--- RECORD SET Enclosed Below ---

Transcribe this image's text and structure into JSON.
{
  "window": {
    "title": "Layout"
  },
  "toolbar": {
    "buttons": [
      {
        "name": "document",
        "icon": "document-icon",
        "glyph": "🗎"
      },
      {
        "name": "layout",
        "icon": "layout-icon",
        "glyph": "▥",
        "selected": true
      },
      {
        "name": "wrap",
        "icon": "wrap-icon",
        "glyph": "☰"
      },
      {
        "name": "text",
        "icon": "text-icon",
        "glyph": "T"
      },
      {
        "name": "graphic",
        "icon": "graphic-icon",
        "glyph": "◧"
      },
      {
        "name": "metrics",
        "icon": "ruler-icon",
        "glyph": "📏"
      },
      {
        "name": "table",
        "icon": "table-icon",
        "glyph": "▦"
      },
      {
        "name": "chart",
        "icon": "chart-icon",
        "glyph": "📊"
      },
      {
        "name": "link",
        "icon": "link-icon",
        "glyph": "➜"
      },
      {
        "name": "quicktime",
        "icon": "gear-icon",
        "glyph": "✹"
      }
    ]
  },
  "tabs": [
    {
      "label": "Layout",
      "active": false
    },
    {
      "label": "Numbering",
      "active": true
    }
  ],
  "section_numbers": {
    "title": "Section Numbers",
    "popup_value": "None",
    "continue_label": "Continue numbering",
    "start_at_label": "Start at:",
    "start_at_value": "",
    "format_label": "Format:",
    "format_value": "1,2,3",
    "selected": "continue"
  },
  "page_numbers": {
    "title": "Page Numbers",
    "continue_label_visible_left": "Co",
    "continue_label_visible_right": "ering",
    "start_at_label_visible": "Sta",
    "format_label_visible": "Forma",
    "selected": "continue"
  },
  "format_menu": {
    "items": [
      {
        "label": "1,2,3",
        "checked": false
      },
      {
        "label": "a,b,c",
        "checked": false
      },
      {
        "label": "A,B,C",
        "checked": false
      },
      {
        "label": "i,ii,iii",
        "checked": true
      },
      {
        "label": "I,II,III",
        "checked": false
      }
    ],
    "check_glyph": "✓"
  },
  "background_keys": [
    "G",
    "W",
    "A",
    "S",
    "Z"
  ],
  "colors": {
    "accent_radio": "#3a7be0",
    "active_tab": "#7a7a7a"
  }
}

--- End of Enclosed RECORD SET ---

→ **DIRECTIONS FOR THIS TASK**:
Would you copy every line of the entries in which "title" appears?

→ **OUTPUT FOR THIS EXERCISE**:
    "title": "Layout"
    "title": "Section Numbers",
    "title": "Page Numbers",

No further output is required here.